In "Ducky Horror Picture Show" (Disc 2), the Ducks take a backseat to the antics of a bunch of funny movie-style monsters, who have chosen Duckburg for their annual convention. There were so many nice little touches like the Greyhound Skeleton on the side of the Monsters' bus. My favorite is when the Creature from the Blue Lagoon receives his invitation to the Monsters Convention - stares at it for a beat, as the standard DUCKTALES dramatic music cue plays (...and we wonder what he's going to do) - and unexpectedly puts on a party hat and blows a horn full of bubbles! And, appealing to this Long Islander, a reference to "Great Neck, NY", to boot - or would that be "to BITE"! Sure, the monsters were clichéd. So what? It's not as if they were Filmation's The Groovy Ghoulies!

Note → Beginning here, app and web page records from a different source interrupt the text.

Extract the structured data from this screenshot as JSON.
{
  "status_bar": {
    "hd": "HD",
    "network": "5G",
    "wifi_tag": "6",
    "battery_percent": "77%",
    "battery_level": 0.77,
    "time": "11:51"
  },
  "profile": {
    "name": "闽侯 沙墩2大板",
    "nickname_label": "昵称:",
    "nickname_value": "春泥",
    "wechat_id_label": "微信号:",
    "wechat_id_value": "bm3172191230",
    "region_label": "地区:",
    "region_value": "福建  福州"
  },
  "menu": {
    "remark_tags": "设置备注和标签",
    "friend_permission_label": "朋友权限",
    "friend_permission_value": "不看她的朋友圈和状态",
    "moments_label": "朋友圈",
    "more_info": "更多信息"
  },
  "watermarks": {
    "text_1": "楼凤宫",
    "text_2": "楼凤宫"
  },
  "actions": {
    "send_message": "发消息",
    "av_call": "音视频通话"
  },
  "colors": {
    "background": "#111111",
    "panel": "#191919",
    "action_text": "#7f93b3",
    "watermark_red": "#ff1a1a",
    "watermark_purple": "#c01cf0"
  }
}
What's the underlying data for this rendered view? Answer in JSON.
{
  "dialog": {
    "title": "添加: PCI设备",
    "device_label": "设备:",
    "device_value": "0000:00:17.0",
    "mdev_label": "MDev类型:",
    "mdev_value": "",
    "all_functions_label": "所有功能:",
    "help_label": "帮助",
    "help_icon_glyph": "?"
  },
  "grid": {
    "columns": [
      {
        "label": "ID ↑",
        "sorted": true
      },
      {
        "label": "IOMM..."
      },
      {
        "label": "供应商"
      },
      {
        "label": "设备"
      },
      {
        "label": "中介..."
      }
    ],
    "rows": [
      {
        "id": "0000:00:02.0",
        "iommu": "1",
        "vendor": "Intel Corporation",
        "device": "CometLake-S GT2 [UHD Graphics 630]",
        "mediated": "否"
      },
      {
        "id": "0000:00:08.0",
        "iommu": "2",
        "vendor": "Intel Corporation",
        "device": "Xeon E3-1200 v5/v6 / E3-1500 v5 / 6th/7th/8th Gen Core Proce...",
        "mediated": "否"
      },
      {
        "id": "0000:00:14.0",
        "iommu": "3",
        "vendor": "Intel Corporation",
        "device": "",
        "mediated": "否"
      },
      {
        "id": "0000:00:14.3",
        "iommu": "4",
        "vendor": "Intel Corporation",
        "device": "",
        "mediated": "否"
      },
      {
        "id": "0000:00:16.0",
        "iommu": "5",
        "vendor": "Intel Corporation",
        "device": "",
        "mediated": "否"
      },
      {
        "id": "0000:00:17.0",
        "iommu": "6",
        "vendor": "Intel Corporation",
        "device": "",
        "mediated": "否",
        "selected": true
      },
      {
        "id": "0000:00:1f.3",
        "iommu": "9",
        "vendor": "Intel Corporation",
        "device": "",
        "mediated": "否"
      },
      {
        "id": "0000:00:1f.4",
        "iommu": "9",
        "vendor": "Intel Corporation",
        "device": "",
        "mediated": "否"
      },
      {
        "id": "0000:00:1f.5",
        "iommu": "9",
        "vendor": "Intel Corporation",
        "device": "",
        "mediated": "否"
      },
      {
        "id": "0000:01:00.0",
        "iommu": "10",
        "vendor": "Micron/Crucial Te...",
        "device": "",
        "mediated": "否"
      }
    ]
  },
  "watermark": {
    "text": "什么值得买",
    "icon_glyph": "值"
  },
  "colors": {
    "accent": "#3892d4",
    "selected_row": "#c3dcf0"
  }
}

"The Uncrashable Hindentanic" (Disc 1) is simply one of the flat-out FUNNIEST Duck stories ever done! More jokes per square inch, than any other! There is so much wonderful verbal humor here that it is the kind of script that one day I could only hope to remotely approach, in my capacity as a freelance scripter for the Disney Duck comic books! It was all the more amazing to me then because, less than three years prior (1984), the UNCLE SCROOGE comic books were generally devoid of humor during the final years under Whitman Publishing. A new publisher for the comics, Gladstone, had just started up in 1986 and had shown considerable (nay, phenomenal) improvement, but there was nothing like this!

Our story begins with a wager between Scrooge Mc Duck and his rival Flintheart Glomgold, and transforms into a star-studded send-up of the type of disaster films that were the specialty of producer Irwin Allen in the 1970s. Indeed, producer Allen was HIMSELF parodied as a character in this wonderful episode. A winner all the way!

"Status Seekers" (Disc 1) As a comic book devotee, it's a thrill to see the name of Carl Barks (creator of Scrooge Mc Duck, Gyro Gearloose, Flintheart Golmgold, The Beagle Boys, etc.) in the credits, as the author of the original story upon which this episode is based. Yes, I freeze-framed to savor it. This was a case where the "variant material" did not drag Barks' original story down ( it did for previous DUCKTALES episodes "Back to the Klondike" and "Down and Out in Duckburg"), but actually enhanced it.

As with past volumes of DUCKTALES, there are no extras or commentaries. What a pity, considering the creative talent involved! Yes, there was a feature on Carl Barks as part of "Walt Disney Treasures: The Chronological Donald Volume 2 (1942-1946)", but Barks, with his decades of comic book wonder, is the de-facto architect of DUCKTALES, and deserves mention in this context.

Actor Alan Young certainly merits a feature for so superbly bringing Scrooge to Scottish-accented life! Other fine performers who were DT regulars, such as Russi Taylor, Terrence Mc Govern, Chuck Mc Cann, and June Foray, are worthy of features as well!

If "money was an object", a sentiment Scrooge Mc Duck would ironically endorse, perhaps Disney could consider stringing together the vast number of existing DUCKTALES commercials and promos that were created during the life of the series (...some of which contained original animation, and most of which employed original vocals by the regular cast) to "manufacture" a feature. These would be fun to see.

That said, Disney's DuckTales: Volume 3, is a set so chock-full of good times that it gets my highest recommendation on the strength of the material found therein.